Though born to a musical family in Florida, where he was active for many years, Canfield did his graduate study at the University of Indiana, working under the guidance of John Eaton and Bernhard Heiden. Now in his early 60s, he continues to live and work in Indiana. He has devoted considerable compositional attention to the saxophone, and the Concerto at hand was initially performed at the World Saxophone Congress in Slovenia in 2006. Religious themes appear to play an important role in Canfield’s music; the Concerto’s subtitle alludes to the fact that each of its three movements commemorates a particular Christian martyr, and each is based on a hymn melody. The overall impact of the music is clearly tonal and essentially romantic in its use of the saxophone to represent each martyr as a protagonist in a kind of drama. Unexpected modernist usages appear, but without altering the work’s basically traditional character. This is one of those works whose source of inspiration is explicitly religious, but whose musical impact is not fervently spiritual. I mention as a not unreasonable parallel the Symphony No. 3, “Three Mysteries,” by Paul Creston. This is a work that is also explicitly religious, based on chant melodies, while drawing upon musical usages that were relatively contemporary at the time it was composed (1950). Nevertheless, while the symphony is hardly austere or free from moments of melodrama, the sense of religious fervor is intense and convincing.
Kenneth Tse performs all four works with great sensitivity, agility, and finesse. The accompanying role played by the University of Iowa Symphony Band is good, but not impeccable, relative to the standards set by the best of today’s college wind bands.

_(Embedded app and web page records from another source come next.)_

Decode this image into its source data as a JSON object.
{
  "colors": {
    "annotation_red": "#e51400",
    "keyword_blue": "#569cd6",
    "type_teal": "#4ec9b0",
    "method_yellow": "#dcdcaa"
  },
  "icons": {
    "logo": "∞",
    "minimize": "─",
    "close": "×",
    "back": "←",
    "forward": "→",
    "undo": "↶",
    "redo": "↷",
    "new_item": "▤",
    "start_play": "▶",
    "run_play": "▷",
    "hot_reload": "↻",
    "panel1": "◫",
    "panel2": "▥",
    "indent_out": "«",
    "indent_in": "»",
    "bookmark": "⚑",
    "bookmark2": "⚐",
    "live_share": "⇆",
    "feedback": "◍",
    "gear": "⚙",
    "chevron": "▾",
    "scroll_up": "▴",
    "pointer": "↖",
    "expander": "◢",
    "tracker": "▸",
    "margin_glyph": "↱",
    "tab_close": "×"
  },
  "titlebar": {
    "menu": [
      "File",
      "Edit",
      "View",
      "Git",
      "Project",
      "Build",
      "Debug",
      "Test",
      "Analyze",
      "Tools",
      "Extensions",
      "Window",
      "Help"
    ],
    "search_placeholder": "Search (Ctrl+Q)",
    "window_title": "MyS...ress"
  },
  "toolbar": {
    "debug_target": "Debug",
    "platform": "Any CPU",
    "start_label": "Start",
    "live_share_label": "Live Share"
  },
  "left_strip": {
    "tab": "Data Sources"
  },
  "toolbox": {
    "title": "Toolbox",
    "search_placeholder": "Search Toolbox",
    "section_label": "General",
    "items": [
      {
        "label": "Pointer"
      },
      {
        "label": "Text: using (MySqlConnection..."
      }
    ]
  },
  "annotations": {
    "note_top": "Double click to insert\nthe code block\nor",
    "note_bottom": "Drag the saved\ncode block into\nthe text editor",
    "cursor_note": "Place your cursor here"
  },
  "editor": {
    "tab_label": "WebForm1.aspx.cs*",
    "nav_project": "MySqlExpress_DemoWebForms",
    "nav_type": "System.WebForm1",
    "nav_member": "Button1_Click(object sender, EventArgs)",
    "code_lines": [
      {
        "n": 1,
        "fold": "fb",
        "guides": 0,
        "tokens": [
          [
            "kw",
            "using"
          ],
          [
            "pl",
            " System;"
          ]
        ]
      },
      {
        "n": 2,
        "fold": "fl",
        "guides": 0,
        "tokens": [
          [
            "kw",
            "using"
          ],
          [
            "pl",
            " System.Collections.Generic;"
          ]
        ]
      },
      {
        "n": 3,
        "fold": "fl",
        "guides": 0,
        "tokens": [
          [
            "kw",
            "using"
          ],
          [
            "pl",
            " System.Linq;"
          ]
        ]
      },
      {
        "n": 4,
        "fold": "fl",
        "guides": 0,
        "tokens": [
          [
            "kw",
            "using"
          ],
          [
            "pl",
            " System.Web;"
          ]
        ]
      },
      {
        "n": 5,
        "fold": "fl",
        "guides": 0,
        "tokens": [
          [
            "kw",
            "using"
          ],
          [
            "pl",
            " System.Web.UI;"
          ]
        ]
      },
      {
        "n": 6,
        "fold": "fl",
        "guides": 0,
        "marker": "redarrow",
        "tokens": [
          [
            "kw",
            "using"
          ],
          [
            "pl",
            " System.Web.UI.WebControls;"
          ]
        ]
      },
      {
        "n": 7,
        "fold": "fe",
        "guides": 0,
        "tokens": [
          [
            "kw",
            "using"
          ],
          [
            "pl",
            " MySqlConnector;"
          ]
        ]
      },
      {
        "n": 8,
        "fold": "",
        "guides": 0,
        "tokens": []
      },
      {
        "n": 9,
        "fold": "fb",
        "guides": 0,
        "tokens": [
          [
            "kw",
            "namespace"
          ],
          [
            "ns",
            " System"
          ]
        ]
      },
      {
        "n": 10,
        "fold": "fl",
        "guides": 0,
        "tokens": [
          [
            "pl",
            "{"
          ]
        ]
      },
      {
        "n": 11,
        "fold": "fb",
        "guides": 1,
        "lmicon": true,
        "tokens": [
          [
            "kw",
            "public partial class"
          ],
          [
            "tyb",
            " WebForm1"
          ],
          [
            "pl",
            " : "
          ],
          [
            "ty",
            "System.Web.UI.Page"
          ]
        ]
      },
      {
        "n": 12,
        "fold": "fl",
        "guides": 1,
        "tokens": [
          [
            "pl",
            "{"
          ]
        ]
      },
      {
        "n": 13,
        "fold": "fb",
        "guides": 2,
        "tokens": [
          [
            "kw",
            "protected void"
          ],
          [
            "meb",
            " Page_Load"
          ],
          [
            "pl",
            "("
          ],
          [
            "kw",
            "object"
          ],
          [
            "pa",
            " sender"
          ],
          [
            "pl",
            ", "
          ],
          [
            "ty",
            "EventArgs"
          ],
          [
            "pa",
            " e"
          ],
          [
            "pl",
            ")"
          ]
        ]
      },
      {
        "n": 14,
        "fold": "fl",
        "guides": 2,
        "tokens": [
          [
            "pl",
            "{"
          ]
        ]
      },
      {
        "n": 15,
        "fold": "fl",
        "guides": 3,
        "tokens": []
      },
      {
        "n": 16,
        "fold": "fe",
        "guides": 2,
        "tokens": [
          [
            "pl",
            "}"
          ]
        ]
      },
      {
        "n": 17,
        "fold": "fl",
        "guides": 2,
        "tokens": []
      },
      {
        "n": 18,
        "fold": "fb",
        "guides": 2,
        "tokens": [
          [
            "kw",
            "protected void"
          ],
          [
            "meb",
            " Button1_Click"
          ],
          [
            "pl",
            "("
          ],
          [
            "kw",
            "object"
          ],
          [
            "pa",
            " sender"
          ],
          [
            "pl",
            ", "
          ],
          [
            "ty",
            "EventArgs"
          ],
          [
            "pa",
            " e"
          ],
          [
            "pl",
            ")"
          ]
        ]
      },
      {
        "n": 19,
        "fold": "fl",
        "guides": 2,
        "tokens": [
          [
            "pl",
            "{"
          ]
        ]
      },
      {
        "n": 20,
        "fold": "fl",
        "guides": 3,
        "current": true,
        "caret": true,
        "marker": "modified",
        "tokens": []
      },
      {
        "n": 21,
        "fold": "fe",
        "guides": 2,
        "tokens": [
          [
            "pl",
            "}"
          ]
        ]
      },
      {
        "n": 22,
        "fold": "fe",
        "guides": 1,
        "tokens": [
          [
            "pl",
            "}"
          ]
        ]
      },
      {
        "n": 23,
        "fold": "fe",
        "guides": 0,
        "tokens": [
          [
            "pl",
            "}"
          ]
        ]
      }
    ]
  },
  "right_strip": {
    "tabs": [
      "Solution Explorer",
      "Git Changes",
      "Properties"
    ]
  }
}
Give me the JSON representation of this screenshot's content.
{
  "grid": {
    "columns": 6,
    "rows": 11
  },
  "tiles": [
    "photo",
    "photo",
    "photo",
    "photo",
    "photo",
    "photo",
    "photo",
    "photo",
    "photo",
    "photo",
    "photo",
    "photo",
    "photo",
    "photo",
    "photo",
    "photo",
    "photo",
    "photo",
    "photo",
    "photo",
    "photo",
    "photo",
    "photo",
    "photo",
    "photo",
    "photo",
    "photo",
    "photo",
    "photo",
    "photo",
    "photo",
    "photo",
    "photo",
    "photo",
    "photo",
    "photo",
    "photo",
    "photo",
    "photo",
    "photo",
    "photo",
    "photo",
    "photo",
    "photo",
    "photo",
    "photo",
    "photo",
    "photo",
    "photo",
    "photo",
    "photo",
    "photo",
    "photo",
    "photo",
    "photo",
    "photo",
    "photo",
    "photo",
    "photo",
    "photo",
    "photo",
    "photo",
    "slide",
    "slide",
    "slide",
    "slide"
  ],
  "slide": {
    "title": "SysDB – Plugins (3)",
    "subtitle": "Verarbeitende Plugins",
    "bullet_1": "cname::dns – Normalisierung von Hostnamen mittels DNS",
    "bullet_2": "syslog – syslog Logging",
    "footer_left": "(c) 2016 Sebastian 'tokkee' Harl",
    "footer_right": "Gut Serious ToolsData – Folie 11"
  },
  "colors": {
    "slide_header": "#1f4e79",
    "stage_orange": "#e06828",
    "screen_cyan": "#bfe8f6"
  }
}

In closing, I come away from many of the works discussed in this review with a fundamental sense of pointlessness, as if the laissez-faire attitude regarding compositional styles characteristic of the Postmodern generations has resulted in a kind of undisciplined indifference. It’s almost as if the composers are saying, “If there are no prohibitions, then I can do anything”—and “anything” is what we get. I suppose that regardless of the severity of the dogmas dominating the field at any one time, the proportion of music of enduring value and arresting impact is consistently small.